= Beginning of Section =
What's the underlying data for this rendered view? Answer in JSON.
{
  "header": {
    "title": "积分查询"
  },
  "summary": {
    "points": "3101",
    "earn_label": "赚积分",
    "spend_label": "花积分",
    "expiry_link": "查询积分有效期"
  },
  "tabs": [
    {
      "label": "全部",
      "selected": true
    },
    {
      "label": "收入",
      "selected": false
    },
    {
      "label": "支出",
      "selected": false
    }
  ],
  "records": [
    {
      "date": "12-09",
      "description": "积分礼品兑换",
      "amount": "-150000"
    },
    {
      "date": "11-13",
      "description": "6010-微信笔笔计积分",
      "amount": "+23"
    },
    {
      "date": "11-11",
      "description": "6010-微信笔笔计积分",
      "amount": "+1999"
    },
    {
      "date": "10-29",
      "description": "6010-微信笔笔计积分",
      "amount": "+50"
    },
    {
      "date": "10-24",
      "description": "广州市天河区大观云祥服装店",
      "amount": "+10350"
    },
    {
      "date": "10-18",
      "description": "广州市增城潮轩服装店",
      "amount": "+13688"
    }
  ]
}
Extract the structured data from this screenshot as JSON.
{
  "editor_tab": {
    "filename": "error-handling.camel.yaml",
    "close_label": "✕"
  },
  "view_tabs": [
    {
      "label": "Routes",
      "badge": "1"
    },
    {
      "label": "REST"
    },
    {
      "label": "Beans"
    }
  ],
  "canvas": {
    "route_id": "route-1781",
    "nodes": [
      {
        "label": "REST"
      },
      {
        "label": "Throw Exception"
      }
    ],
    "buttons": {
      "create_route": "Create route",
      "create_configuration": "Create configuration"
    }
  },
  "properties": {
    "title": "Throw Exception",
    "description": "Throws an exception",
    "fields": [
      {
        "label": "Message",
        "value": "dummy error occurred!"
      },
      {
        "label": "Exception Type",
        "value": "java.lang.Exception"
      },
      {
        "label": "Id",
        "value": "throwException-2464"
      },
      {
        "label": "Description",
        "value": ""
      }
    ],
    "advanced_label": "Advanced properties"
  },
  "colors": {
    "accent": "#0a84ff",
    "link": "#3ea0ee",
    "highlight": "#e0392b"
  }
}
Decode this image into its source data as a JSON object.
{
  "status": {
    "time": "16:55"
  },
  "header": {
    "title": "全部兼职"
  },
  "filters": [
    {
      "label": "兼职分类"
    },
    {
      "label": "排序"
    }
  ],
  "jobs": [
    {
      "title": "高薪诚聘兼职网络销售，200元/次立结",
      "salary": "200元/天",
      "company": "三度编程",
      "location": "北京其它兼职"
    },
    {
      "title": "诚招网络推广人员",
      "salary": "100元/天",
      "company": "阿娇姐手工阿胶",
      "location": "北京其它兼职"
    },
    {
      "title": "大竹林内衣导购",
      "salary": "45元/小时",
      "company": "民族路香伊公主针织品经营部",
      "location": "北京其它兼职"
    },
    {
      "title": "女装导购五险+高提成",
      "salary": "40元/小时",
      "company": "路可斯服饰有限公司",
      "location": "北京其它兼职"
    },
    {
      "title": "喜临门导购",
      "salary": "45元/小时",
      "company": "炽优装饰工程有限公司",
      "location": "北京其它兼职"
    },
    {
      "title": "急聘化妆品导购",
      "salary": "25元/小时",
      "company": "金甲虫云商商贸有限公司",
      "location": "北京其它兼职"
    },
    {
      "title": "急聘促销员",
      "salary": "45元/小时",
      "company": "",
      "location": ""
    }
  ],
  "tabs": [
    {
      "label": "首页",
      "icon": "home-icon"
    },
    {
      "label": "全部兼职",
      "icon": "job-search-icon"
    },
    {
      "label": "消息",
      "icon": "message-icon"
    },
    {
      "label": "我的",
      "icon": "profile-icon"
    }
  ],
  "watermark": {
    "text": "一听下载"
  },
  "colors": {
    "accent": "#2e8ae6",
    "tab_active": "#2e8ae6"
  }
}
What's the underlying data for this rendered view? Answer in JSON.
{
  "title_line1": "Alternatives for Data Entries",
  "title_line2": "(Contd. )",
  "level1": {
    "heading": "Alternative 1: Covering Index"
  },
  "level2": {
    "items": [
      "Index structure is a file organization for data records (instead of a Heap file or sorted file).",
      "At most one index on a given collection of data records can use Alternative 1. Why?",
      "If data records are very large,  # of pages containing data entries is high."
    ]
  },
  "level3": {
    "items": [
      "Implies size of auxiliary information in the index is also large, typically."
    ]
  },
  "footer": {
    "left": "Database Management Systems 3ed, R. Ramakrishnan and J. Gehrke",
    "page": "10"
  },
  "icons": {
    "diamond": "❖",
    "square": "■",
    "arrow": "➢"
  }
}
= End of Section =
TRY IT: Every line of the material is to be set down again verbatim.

EXERCISE OUTPUT:
What's the underlying data for this rendered view? Answer in JSON.
{
  "header": {
    "title": "积分查询"
  },
  "summary": {
    "points": "3101",
    "earn_label": "赚积分",
    "spend_label": "花积分",
    "expiry_link": "查询积分有效期"
  },
  "tabs": [
    {
      "label": "全部",
      "selected": true
    },
    {
      "label": "收入",
      "selected": false
    },
    {
      "label": "支出",
      "selected": false
    }
  ],
  "records": [
    {
      "date": "12-09",
      "description": "积分礼品兑换",
      "amount": "-150000"
    },
    {
      "date": "11-13",
      "description": "6010-微信笔笔计积分",
      "amount": "+23"
    },
    {
      "date": "11-11",
      "description": "6010-微信笔笔计积分",
      "amount": "+1999"
    },
    {
      "date": "10-29",
      "description": "6010-微信笔笔计积分",
      "amount": "+50"
    },
    {
      "date": "10-24",
      "description": "广州市天河区大观云祥服装店",
      "amount": "+10350"
    },
    {
      "date": "10-18",
      "description": "广州市增城潮轩服装店",
      "amount": "+13688"
    }
  ]
}
Extract the structured data from this screenshot as JSON.
{
  "editor_tab": {
    "filename": "error-handling.camel.yaml",
    "close_label": "✕"
  },
  "view_tabs": [
    {
      "label": "Routes",
      "badge": "1"
    },
    {
      "label": "REST"
    },
    {
      "label": "Beans"
    }
  ],
  "canvas": {
    "route_id": "route-1781",
    "nodes": [
      {
        "label": "REST"
      },
      {
        "label": "Throw Exception"
      }
    ],
    "buttons": {
      "create_route": "Create route",
      "create_configuration": "Create configuration"
    }
  },
  "properties": {
    "title": "Throw Exception",
    "description": "Throws an exception",
    "fields": [
      {
        "label": "Message",
        "value": "dummy error occurred!"
      },
      {
        "label": "Exception Type",
        "value": "java.lang.Exception"
      },
      {
        "label": "Id",
        "value": "throwException-2464"
      },
      {
        "label": "Description",
        "value": ""
      }
    ],
    "advanced_label": "Advanced properties"
  },
  "colors": {
    "accent": "#0a84ff",
    "link": "#3ea0ee",
    "highlight": "#e0392b"
  }
}
Decode this image into its source data as a JSON object.
{
  "status": {
    "time": "16:55"
  },
  "header": {
    "title": "全部兼职"
  },
  "filters": [
    {
      "label": "兼职分类"
    },
    {
      "label": "排序"
    }
  ],
  "jobs": [
    {
      "title": "高薪诚聘兼职网络销售，200元/次立结",
      "salary": "200元/天",
      "company": "三度编程",
      "location": "北京其它兼职"
    },
    {
      "title": "诚招网络推广人员",
      "salary": "100元/天",
      "company": "阿娇姐手工阿胶",
      "location": "北京其它兼职"
    },
    {
      "title": "大竹林内衣导购",
      "salary": "45元/小时",
      "company": "民族路香伊公主针织品经营部",
      "location": "北京其它兼职"
    },
    {
      "title": "女装导购五险+高提成",
      "salary": "40元/小时",
      "company": "路可斯服饰有限公司",
      "location": "北京其它兼职"
    },
    {
      "title": "喜临门导购",
      "salary": "45元/小时",
      "company": "炽优装饰工程有限公司",
      "location": "北京其它兼职"
    },
    {
      "title": "急聘化妆品导购",
      "salary": "25元/小时",
      "company": "金甲虫云商商贸有限公司",
      "location": "北京其它兼职"
    },
    {
      "title": "急聘促销员",
      "salary": "45元/小时",
      "company": "",
      "location": ""
    }
  ],
  "tabs": [
    {
      "label": "首页",
      "icon": "home-icon"
    },
    {
      "label": "全部兼职",
      "icon": "job-search-icon"
    },
    {
      "label": "消息",
      "icon": "message-icon"
    },
    {
      "label": "我的",
      "icon": "profile-icon"
    }
  ],
  "watermark": {
    "text": "一听下载"
  },
  "colors": {
    "accent": "#2e8ae6",
    "tab_active": "#2e8ae6"
  }
}
What's the underlying data for this rendered view? Answer in JSON.
{
  "title_line1": "Alternatives for Data Entries",
  "title_line2": "(Contd. )",
  "level1": {
    "heading": "Alternative 1: Covering Index"
  },
  "level2": {
    "items": [
      "Index structure is a file organization for data records (instead of a Heap file or sorted file).",
      "At most one index on a given collection of data records can use Alternative 1. Why?",
      "If data records are very large,  # of pages containing data entries is high."
    ]
  },
  "level3": {
    "items": [
      "Implies size of auxiliary information in the index is also large, typically."
    ]
  },
  "footer": {
    "left": "Database Management Systems 3ed, R. Ramakrishnan and J. Gehrke",
    "page": "10"
  },
  "icons": {
    "diamond": "❖",
    "square": "■",
    "arrow": "➢"
  }
}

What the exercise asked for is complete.